PEBBLE BEACH, Calif. (AP) — While Justin Rose joined Tiger Woods in the U.S. Open record book at Pebble Beach, Scottsbluff native Nate Lashley wasn’t far behind.
In a gentle start to the toughest test in golf, Rose birdied his last three holes Thursday for a 6-under 65, giving him a one-shot lead on a day so accommodating that 39 players broke par.
Lashley, at 36 playing in his first U.S. Open, had a bogey-free 67 to be in a sixth-place tie before he tees off first in Friday’s second round.
“It couldn’t have went much better, to be honest with you,’’ Lashley said. “I hit the ball great. I made some putts when I needed to. Just a really solid round. I felt comfortable.

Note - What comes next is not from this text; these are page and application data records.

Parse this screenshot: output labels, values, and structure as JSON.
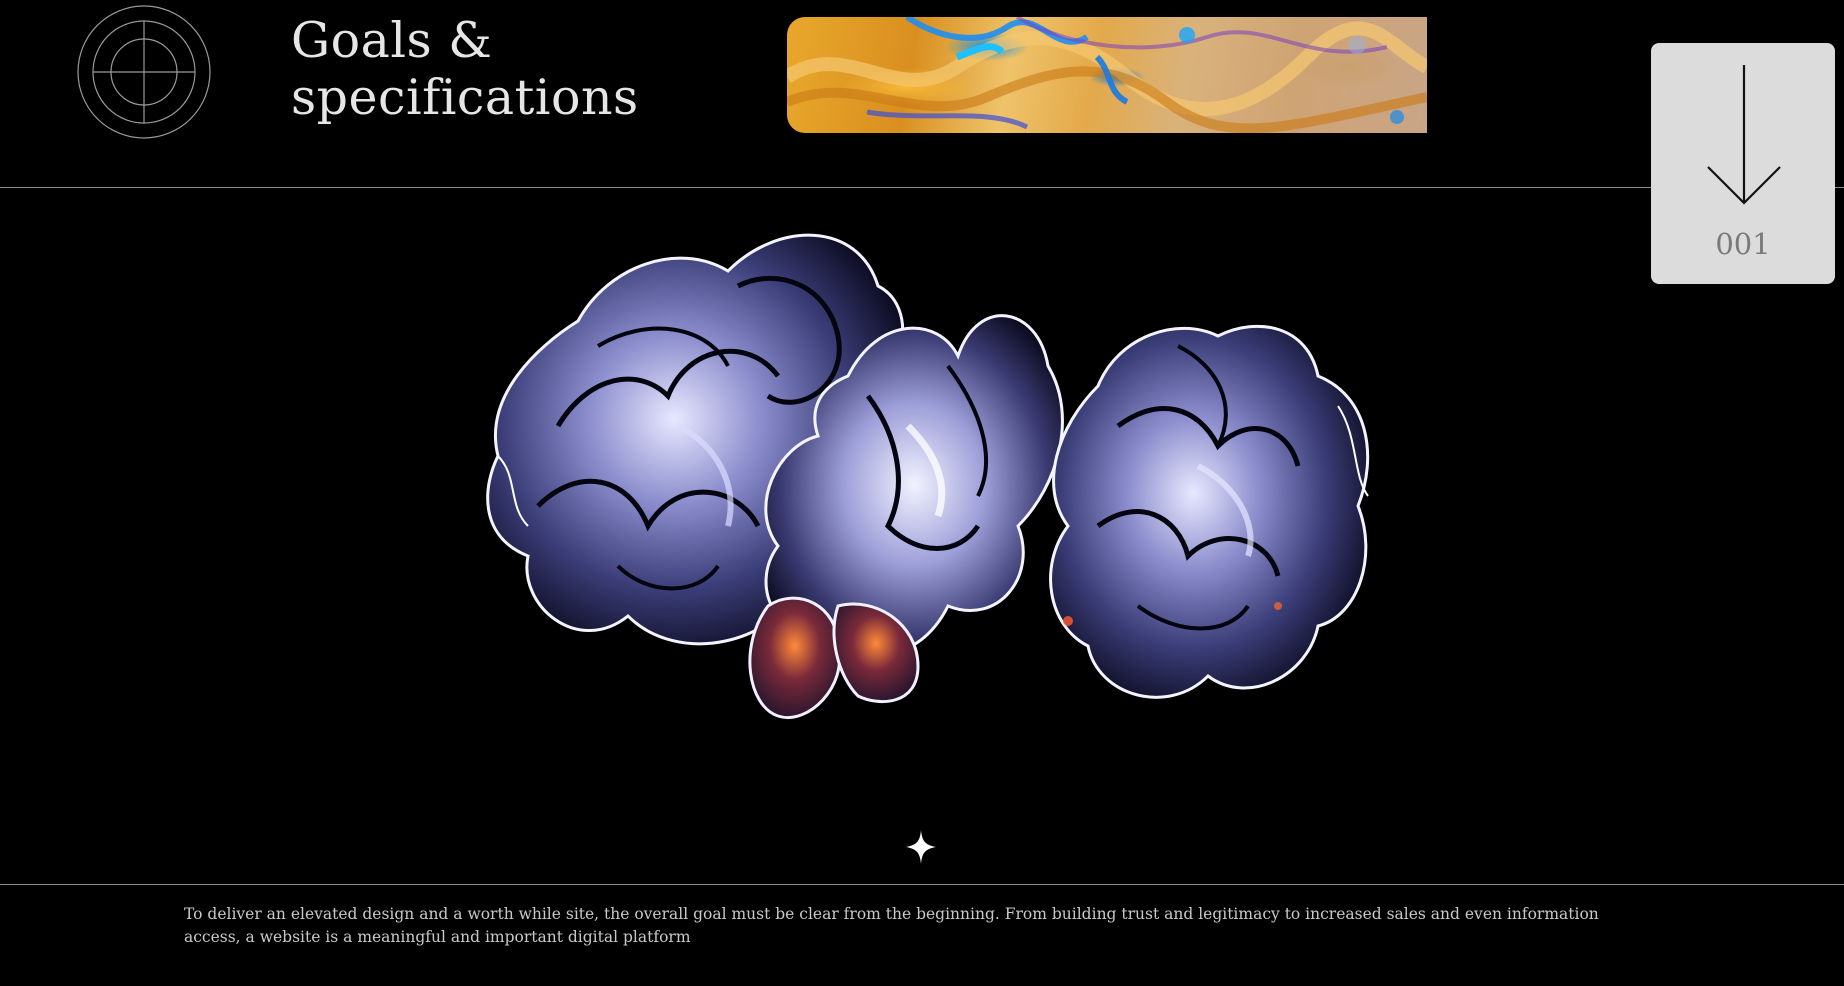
{
  "header": {
    "title_line1": "Goals &",
    "title_line2": "specifications",
    "target_icon": "crosshair-circle-icon",
    "banner_image": "liquid-marble-gold-blue-image"
  },
  "scroll_card": {
    "icon": "arrow-down-icon",
    "number": "001"
  },
  "hero": {
    "image": "chrome-flower-sculpture-image",
    "sparkle_icon": "four-point-star-icon"
  },
  "description": {
    "text": "To deliver an elevated design and a worth while site, the overall goal must be clear from the beginning. From building trust and legitimacy to increased sales and even information access, a website is a meaningful and important digital platform"
  },
  "colors": {
    "background": "#000000",
    "card": "#dcdcdc",
    "text": "#e6e6e6",
    "rule": "#8a8a8a"
  }
}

I really like Pebble Beach. It’s great being here.”
The 2005 Arizona graduate is 141st in FedEx Cup points this season, making $455,431 in 13 starts. He was a tour rookie last year, when he had minor knee surgery midyear. He played the Web.com Tour’s Pinnacle Bank Championship at Indian Creek on a rehab start, missing the cut.
He got into the U.S. Open by winning a playoff in sectional qualifying in Canada last week.

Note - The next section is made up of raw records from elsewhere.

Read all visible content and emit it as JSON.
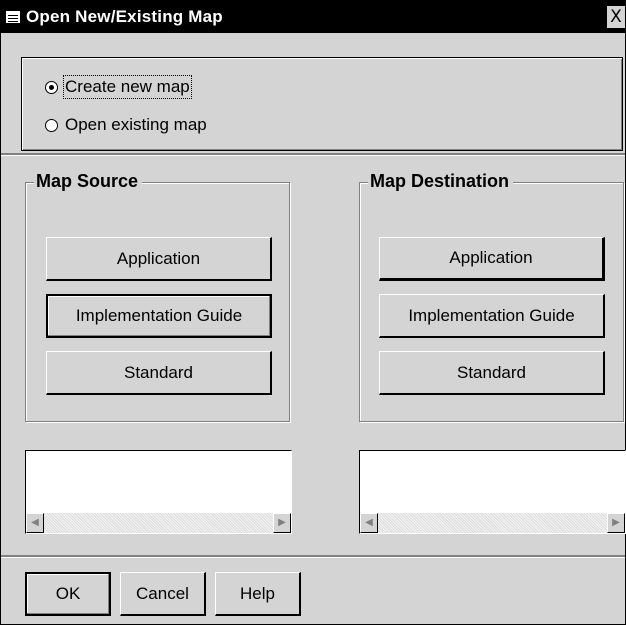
{
  "window": {
    "title": "Open New/Existing Map",
    "close_symbol": "X"
  },
  "mode": {
    "options": [
      {
        "label": "Create new map",
        "selected": true
      },
      {
        "label": "Open existing map",
        "selected": false
      }
    ]
  },
  "source": {
    "title": "Map Source",
    "buttons": [
      "Application",
      "Implementation Guide",
      "Standard"
    ]
  },
  "destination": {
    "title": "Map Destination",
    "buttons": [
      "Application",
      "Implementation Guide",
      "Standard"
    ]
  },
  "scroll": {
    "left_arrow": "◀",
    "right_arrow": "▶"
  },
  "footer": {
    "ok": "OK",
    "cancel": "Cancel",
    "help": "Help"
  }
}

“Emotions-wise, today was pretty relaxing on the course. It was nice. Just played some golf,’’ he said. “Like I said, I really like being here at Pebble. You can’t beat this place. And I feel comfortable on the course now. I’ve played it enough.”
It was an ideal start for Rose and for the USGA, which wants a smooth ride after four years of various mishaps in the U.S. Open. The idea was to start safe and make the course progressively more difficult, and a forecast of dry weather for the week should make that easier to control.
This was the day to take advantage, especially with a cool, overcast sky for most of the day.
Rose knew what was at stake when he blasted out of a bunker short of the par-5 18th to about 12 feet. He was watching the telecast earlier when Rickie Fowler had a birdie putt for a 65 to tie the lowest U.S. Open round at Pebble Beach, set by Woods in the first round of his record-setting victory in 2000.
“I was thinking, ‘This would be kind of cool doing it in front of the great man himself,’” said Rose, who is paired with Woods for the first two rounds.
He lightly pumped his fist, partly for the record, mainly for the best start.
Fowler settled for a 66, tied with Aaron Wise and two others who had big finishes. Xander Schauffele caught a break when his tee shot on the 18th caromed off the rock edge left of the fairway, setting up a 12-foot eagle. Louis Oosthuizen finished on No. 9 by holing a bunker shot for a birdie. It felt almost as good as the wedge he holed from 95 yards for eagle on No. 11.
Woods took advantage of the scoring holes with three birdies, but there was one blunder — a tee shot he hooked on the par-3 fifth that smacked off the cart path into gnarly, deep grass some 20 yards behind the edge of the bleachers. He blasted that out beyond the green and made double bogey.
After two straight birdies, he finished with 11 straight pars for a 70.
“Pebble Beach, you have the first seven to get it going, and after that it’s a fight,” Woods said. “I proved that today. I was trying to just hang in there today. Rosey proved the golf course could be had.”
Brooks Koepka proved the opening holes could be had. He was 4-under with his birdie on the par-5 sixth and appeared to be on another major mission until a few errant tee shots into nasty rough, a few missed putts and a few bogeys. Even so, he had few complaints about his 69 to begin his bid for a record-tying third straight U.S. Open.
“I didn’t shoot myself out of it,” Koepka said. “I’m right there. I feel like if I get off tomorrow to a good start, I’m right back into it.”
Phil Mickelson, at 49 in another U.S. Open quest to complete the career Grand Slam, didn’t feel he was out of it either, despite only two birdies in his round of 1-over 72, which included a 22-inch par putt that he missed.
No one was expecting a breeze the rest of the week.
“It’s a very soft start to a U.S. Open, which is a good thing,” Rory McIlroy said after a 68, his first sub-70 round at the U.S. Open since he won at Congressional in 2011. “They can do whatever they want with it from here. It’s not as if you’re starting with a course that’s in the condition like a Sunday, and then you get three days and it sort of starts to get away from you.”
The World-Herald News Service contributed to this report.